Performance and lyrics

The performance

The Swahili song Kijiti, whose text was composed by the famous taarab artist Siti binti Saad (1898-1950), is performed by the udi player Said Nassor and the old taarab singer Bi Kidude, who is also well-known in Zanzibar for her ngoma performances. The performance took place on July 7, 2002 during the 5th Festival of the Dhow Countries (Tamasha la Nchi za Jahazi). The venue of the performance was the Stone Town Cultural Centre in the old part of the city of Zanzibar, Mji Mkongwe, often referred to as Stonetown.

This kind of performance shows an important aspect of the contemporary context of traditional taarab (taarab asilia) in Zanzibar town. This is the strategy used by taarab artists to exploit the notoriety which is connected to the global market of so called ethnic music and which can help the groups to find sponsors for their tours and the recording of CDs. This consideration, however, does not imply that this kind of performance is aseptic, ‘false’ or ‘unnatural’. One of characteristics of the taarab art is in fact its great versatility, the capacity to be adapted to different social and cultural exigencies and contexts. The audience at the performance consisted of both foreigners (cultural operators or tourists) and local people. The whole audience was, of course, fascinated by Bi Kidude's beautiful interpretation. She is considered to be Siti’s heir and, people say, often visited Siti’s home in her childhood. Most of the foreign people did not know the words to the song, which, on the other hand, were known by heart by most of the Zanzibari participating spectators. They sang along at some parts of the song and one of them, Mariam Hamdani, the manager of Bi Kidude's taarab performances, typically showed her satisfaction with the performance by making an offer (kutunza) to the singer.

The lyrics

The lyrics sung by Bi Kidude are two strophes of Kijiti. This song was composed by Siti binti Saad to express her anger about the abuses committed against women that often remained unpunished.

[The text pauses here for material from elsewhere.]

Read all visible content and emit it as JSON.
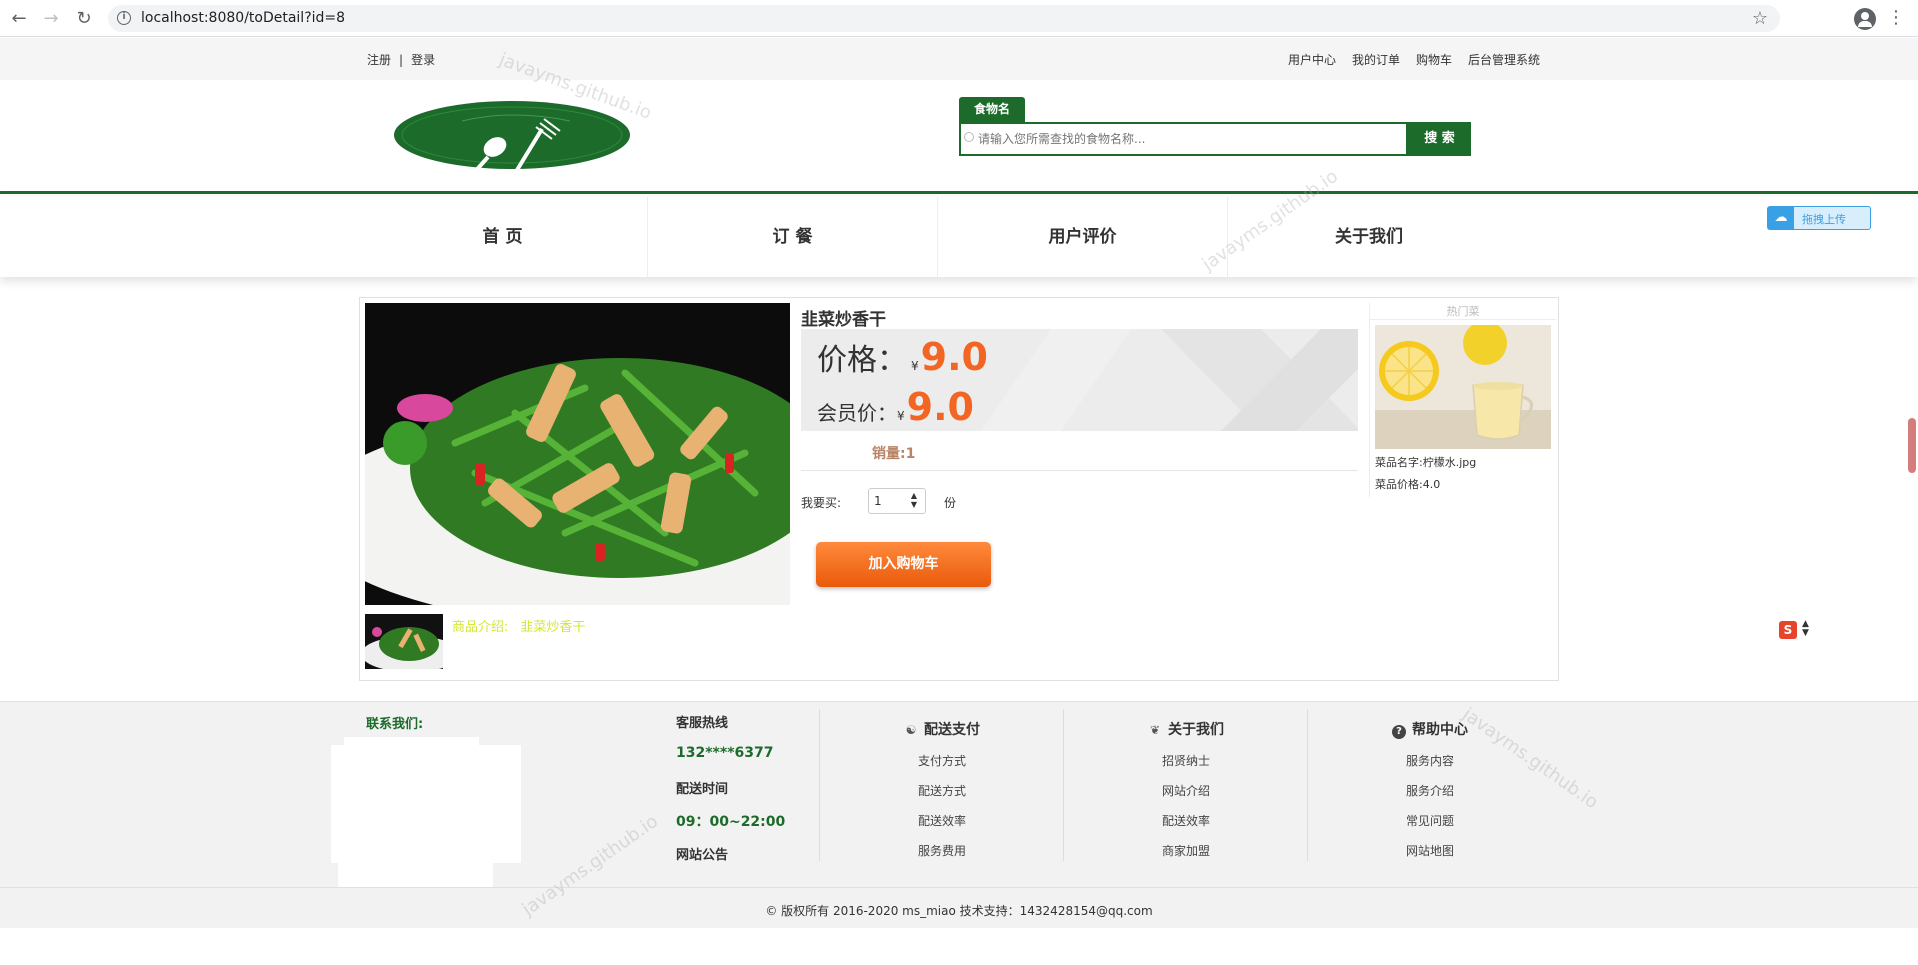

She sang about an episode of sexual violence and murder in which the perpetrator escaped to Dar es Salaam, whilst the women who had accused him of the crime were arrested and considered guilty because they had organized the meeting where the crime took place and brought alcoholic drinks. Kijiti is one of the numerous songs that were played by Siti and her musicians during the informal sessions in Ng’ambo private houses, which presented a good opportunity to make frequent impromptu comments about people from the neighbourhood or relevant social events. This was recalled by Khamis Shehe, an old violinist who used to play with the Culture Musical Club: &“Ehee, Siti binti Saad mashairi yake yalikuwa hayako kama ya sasa. Siti binti Saad tofauti, alikuwa anaimba mashairi vile vile ya mapenzi, mashairi ya kumuimba mtu. Akifika huho ghafla akifanya ujuba na mambo siyo, ataimba hapo hapo na watu watacheka wote.” (‘The lyrics of Siti binti Saad were not like those of today. The songs of Siti binti Saad were different, she used to sing both love poetry and lyrics to criticize someone. When she arrived at a place she would suddenly start to provoke, she sang, improvising, and everyone would laugh.’)